The Quantified Self

Smartphone Medical Devices

Friday, May 2, 2014

Overcoming Problems Is What Humans Do

Without modern technology, we would be dying from unsanitary water, simple bacterial infections, and likely face mass food shortages.  Without the polio vaccine, millions of children would continue to be paralyzed each year.  My wife has Type 1 diabetes.  It is an autoimmune condition in which the immune system attacks the islet cells of the pancreas.  The body is unable to make insulin.  Without insulin, people can eat but the energy cannot be released to the cells.  Type 1 diabetics essentially starve to death.  The disease is incurable.  Watching one's diet and taking pills will never cure this disease.  Without artificial insulin, my wife would die within a few days.  The insulin diabetics now use is produced by bacteria.  It is a genetically engineered product.  She wears an insulin pump that delivers insulin to her system via a mini IV all the time.  There is nothing "natural" about her survival.  Yet thanks be to God because of science and technology, she is here.  She is thriving.  Thanks to the technology which allows her to test her blood sugars and keep them within the normal range, she can safely be pregnant.  Sixty years ago she would have been dead. 
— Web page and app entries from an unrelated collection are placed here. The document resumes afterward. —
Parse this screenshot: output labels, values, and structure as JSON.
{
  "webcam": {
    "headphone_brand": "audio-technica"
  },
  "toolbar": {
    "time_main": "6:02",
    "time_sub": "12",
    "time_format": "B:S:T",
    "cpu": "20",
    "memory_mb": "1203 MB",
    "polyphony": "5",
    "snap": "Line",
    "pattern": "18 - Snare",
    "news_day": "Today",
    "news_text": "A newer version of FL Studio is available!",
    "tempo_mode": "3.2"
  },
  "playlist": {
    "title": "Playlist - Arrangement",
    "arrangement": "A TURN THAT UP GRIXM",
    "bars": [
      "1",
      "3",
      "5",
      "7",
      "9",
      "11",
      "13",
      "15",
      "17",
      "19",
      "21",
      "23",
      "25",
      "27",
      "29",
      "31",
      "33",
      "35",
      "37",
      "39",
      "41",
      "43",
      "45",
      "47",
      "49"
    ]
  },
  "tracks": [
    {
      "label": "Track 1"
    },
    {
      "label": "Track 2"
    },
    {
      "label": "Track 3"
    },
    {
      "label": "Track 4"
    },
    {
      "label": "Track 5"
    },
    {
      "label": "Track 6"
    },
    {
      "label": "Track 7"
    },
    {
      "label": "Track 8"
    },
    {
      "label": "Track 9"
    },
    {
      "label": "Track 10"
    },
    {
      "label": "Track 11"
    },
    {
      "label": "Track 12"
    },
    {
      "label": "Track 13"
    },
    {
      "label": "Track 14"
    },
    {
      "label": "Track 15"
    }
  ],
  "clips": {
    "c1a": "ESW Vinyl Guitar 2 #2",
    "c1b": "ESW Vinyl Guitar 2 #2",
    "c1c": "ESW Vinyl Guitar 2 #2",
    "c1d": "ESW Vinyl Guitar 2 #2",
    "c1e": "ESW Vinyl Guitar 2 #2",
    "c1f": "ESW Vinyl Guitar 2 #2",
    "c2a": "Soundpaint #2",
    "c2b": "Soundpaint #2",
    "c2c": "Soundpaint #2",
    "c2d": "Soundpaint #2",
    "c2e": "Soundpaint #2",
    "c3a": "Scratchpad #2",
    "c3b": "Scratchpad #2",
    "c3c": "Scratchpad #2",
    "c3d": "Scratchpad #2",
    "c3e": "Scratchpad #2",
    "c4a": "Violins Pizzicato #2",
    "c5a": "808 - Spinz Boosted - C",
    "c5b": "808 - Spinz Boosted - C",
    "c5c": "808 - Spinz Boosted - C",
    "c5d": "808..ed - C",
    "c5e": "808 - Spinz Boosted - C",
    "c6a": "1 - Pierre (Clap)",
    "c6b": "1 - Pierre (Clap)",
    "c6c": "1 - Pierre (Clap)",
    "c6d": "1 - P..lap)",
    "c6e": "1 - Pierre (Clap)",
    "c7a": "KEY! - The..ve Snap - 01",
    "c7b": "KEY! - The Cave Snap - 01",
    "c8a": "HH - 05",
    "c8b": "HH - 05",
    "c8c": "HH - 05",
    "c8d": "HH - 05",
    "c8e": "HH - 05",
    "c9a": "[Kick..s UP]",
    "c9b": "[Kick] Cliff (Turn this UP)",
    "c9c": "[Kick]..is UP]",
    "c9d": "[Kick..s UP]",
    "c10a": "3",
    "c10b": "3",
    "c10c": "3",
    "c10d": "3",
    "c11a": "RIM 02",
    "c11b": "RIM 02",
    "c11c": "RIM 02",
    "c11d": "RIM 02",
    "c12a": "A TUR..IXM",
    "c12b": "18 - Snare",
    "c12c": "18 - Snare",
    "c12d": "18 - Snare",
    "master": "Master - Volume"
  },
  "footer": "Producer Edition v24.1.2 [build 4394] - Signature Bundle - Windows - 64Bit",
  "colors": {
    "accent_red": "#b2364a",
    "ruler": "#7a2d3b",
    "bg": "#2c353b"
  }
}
As human beings, we use tools to solve problems.  We use understanding and learning to observe things, make adjustments, and test our theories.  Those that work are kept, those that do not pan out are discarded.  The process may be messy, but it is the best we've got.  Overcoming human problems is what humans are designed to do.  We have been doing this since the invention of the wheel and the discovery of fire.  Yet it saddens me that in recent years there has been a war on science. 
When Ray Kurzweil, the inventor of the flatbed scanner was a child, the philosophy of his family was "There are problems in this world.  It is up to you, Ray, to find a solution.  You need to go find the answer and when you do, share the solution with others."  This personal sort of can-do attitude is what will help the human race make progress in the future.  Grit and persistence can go a long way when combined with rational planning and the scientific method.  My wife and I have twins on the way.  As they grow, I plan on teaching them this philosophy. 
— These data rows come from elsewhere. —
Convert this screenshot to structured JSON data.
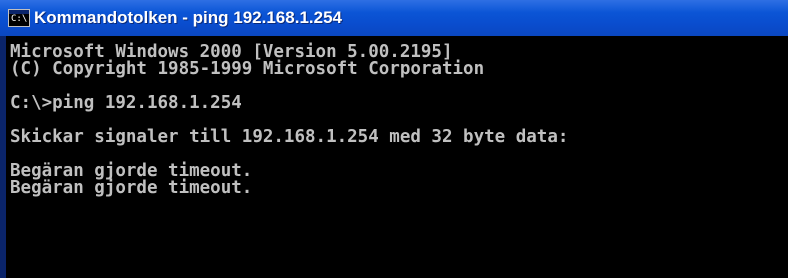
{
  "window": {
    "title": "Kommandotolken - ping 192.168.1.254",
    "icon": "cmd-icon",
    "icon_glyph": "C:\\"
  },
  "console": {
    "lines": [
      "Microsoft Windows 2000 [Version 5.00.2195]",
      "(C) Copyright 1985-1999 Microsoft Corporation",
      "",
      "C:\\>ping 192.168.1.254",
      "",
      "Skickar signaler till 192.168.1.254 med 32 byte data:",
      "",
      "Begäran gjorde timeout.",
      "Begäran gjorde timeout."
    ]
  },
  "colors": {
    "titlebar": "#0b55d6",
    "console_background": "#000000",
    "console_text": "#c0c0c0"
  }
}
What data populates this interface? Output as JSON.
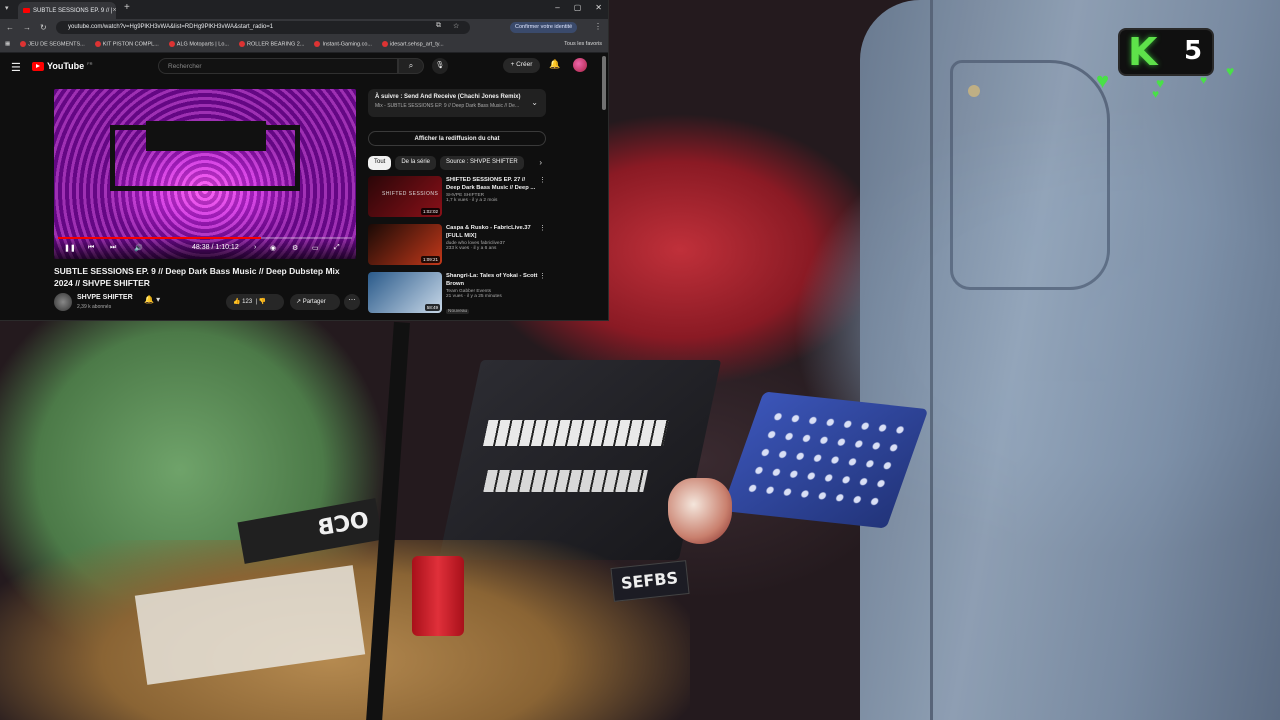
{
  "browser": {
    "tab_title": "SUBTLE SESSIONS EP. 9 // |",
    "url": "youtube.com/watch?v=Hg9PlKH3vWA&list=RDHg9PlKH3vWA&start_radio=1",
    "identity_label": "Confirmer votre identité",
    "bookmarks": [
      "JEU DE SEGMENTS...",
      "KIT PISTON COMPL...",
      "ALG Motoparts | Lo...",
      "ROLLER BEARING 2...",
      "Instant-Gaming.co...",
      "idesart.sehsp_art_ty..."
    ],
    "all_bookmarks": "Tous les favoris"
  },
  "youtube": {
    "logo": "YouTube",
    "logo_region": "FR",
    "search_placeholder": "Rechercher",
    "create_label": "Créer",
    "player": {
      "time": "48:38 / 1:10:12",
      "progress": 0.69
    },
    "video_title": "SUBTLE SESSIONS EP. 9 // Deep Dark Bass Music // Deep Dubstep Mix 2024 // SHVPE SHIFTER",
    "channel": {
      "name": "SHVPE SHIFTER",
      "subs": "2,39 k abonnés"
    },
    "likes": "123",
    "share_label": "Partager",
    "up_next": {
      "title": "À suivre : Send And Receive (Chachi Jones Remix)",
      "subtitle": "Mix - SUBTLE SESSIONS EP. 9 // Deep Dark Bass Music // De..."
    },
    "replay_label": "Afficher la rediffusion du chat",
    "chips": [
      "Tout",
      "De la série",
      "Source : SHVPE SHIFTER"
    ],
    "recommendations": [
      {
        "title": "SHIFTED SESSIONS EP. 27 // Deep Dark Bass Music // Deep ...",
        "channel": "SHVPE SHIFTER",
        "meta": "1,7 k vues · il y a 2 mois",
        "duration": "1:02:02",
        "thumb_text": "SHIFTED SESSIONS",
        "colors": [
          "#2a0608",
          "#8a1018"
        ]
      },
      {
        "title": "Caspa & Rusko - FabricLive.37 [FULL MIX]",
        "channel": "dude who loves fabriclive37",
        "meta": "233 k vues · il y a 6 ans",
        "duration": "1:09:21",
        "thumb_text": "",
        "colors": [
          "#1a0a06",
          "#c2381a"
        ]
      },
      {
        "title": "Shangri-La: Tales of Yokai - Scott Brown",
        "channel": "Team Gabber Events",
        "meta": "21 vues · il y a 25 minutes",
        "duration": "58:49",
        "badge": "Nouveau",
        "thumb_text": "",
        "colors": [
          "#2a5a8a",
          "#c8d8e8"
        ]
      }
    ]
  },
  "overlay": {
    "badge_letter": "K",
    "heart_count": "5",
    "accent": "#49e047"
  },
  "scene": {
    "ocb": "OCB",
    "sign": "SEFBS"
  }
}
Science can overcome many problems, but it is difficult to solve problems when people are too afraid of embracing risk.  Taking chances is required to succeed to solve life's most difficult problems.  Sometimes you have to take a moonshot to making things better.  Sometimes you have to try something even though you think there is a 99% chance it won't work out.  Why?  Because no one else will take that risk because they figure it is too crazy.  So no one ends up doing it.  That is part of the reason why we still are so dependent on gasoline vehicles.  It took someone as insane as Elon Musk to start Tesla and show that electric cars could be a real solution to gas vehicles.  And Tesla is succeeding. 
Look at Japan.  It is a very risk averse culture.  It is also highly conformist.  Japanese workers have tremendous work ethics and discipline.  But Japan doesn't innovate for shit.  That is part of the reason why the Japanese economy has been stagnant for so long.  Being entrepreneurial isn't part of their culture.  Compare this to Israel, which has a thriving economy despite its small size and lack of natural resources.  Israel is a world leader in the biotech industry. 
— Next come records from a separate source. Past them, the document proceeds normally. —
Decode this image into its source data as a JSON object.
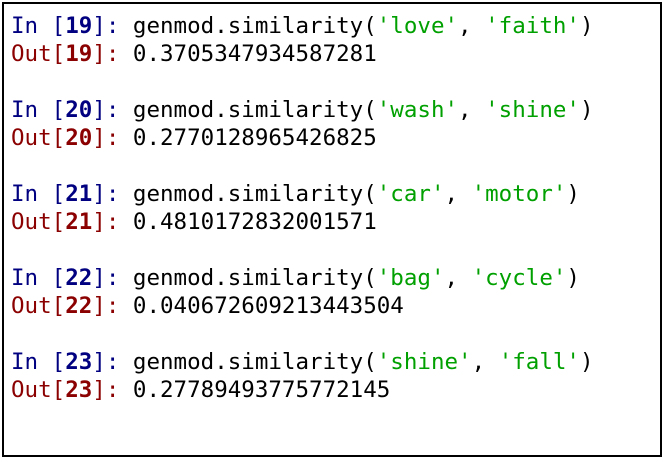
{
  "colors": {
    "in_prompt": "#000080",
    "out_prompt": "#8b0000",
    "string_literal": "#00a000",
    "text": "#000000"
  },
  "prompts": {
    "in_label": "In",
    "out_label": "Out",
    "open": " [",
    "out_open": "[",
    "close": "]: "
  },
  "cells": [
    {
      "n": "19",
      "call": "genmod.similarity(",
      "arg1": "'love'",
      "sep": ", ",
      "arg2": "'faith'",
      "end": ")",
      "output": "0.3705347934587281"
    },
    {
      "n": "20",
      "call": "genmod.similarity(",
      "arg1": "'wash'",
      "sep": ", ",
      "arg2": "'shine'",
      "end": ")",
      "output": "0.2770128965426825"
    },
    {
      "n": "21",
      "call": "genmod.similarity(",
      "arg1": "'car'",
      "sep": ", ",
      "arg2": "'motor'",
      "end": ")",
      "output": "0.4810172832001571"
    },
    {
      "n": "22",
      "call": "genmod.similarity(",
      "arg1": "'bag'",
      "sep": ", ",
      "arg2": "'cycle'",
      "end": ")",
      "output": "0.040672609213443504"
    },
    {
      "n": "23",
      "call": "genmod.similarity(",
      "arg1": "'shine'",
      "sep": ", ",
      "arg2": "'fall'",
      "end": ")",
      "output": "0.27789493775772145"
    }
  ]
}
We can do far more than what we think.  But we have to be willing to try and fail.  Babies will keep trying to walk even after they stumble.  Eventually their brains make the right connections and they succeed.  Why should it be any different for us?  To grow, we must become young again.  We must be open to hearing new ideas, trying new skills, and attempting new solutions to persistent problems.  We must be willing to risk a fall here and there.  If we do fail, we must pick up and move on. 
The future is not going to stop for us.  If technology makes our jobs obsolete, we need to learn new skills, no matter how old we are.  If we stink at a particular skill, we must practice it for hours until we master it.  If not, we lose out on the treasures of the new things which await us.  Our quality of life will suffer.  Being adaptable and open to change is vitally important.